Task description
The lines wanted are those in the data below that include "JSON".

The data
···

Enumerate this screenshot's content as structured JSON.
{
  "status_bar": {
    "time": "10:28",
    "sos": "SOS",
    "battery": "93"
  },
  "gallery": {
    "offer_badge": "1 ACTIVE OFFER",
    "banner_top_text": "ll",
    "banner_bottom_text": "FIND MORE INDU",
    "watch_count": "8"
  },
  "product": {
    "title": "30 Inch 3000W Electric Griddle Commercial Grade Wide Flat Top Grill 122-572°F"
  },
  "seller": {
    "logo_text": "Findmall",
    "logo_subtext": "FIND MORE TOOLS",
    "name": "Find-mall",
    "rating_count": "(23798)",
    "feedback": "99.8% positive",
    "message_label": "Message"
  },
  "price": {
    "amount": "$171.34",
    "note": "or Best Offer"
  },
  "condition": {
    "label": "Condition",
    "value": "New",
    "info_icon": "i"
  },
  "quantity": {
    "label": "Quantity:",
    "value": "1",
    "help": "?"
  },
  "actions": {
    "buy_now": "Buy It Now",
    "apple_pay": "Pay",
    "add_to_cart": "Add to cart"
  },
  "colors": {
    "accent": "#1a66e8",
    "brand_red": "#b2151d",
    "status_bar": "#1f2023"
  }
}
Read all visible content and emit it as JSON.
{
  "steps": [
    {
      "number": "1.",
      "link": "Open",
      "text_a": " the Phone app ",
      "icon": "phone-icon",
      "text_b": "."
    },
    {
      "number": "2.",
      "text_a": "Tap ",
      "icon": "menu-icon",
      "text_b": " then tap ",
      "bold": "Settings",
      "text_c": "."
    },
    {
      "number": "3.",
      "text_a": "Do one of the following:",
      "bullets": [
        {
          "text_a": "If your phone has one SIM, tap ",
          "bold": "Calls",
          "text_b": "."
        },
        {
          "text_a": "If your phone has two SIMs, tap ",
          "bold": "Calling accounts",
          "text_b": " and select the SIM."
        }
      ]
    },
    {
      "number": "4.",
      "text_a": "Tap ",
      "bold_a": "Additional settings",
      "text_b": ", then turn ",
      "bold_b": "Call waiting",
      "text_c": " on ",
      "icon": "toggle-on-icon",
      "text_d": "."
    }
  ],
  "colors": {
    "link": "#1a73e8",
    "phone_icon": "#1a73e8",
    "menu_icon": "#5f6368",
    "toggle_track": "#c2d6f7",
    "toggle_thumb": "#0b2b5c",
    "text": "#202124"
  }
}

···

Response to the task
Enumerate this screenshot's content as structured JSON.
Read all visible content and emit it as JSON.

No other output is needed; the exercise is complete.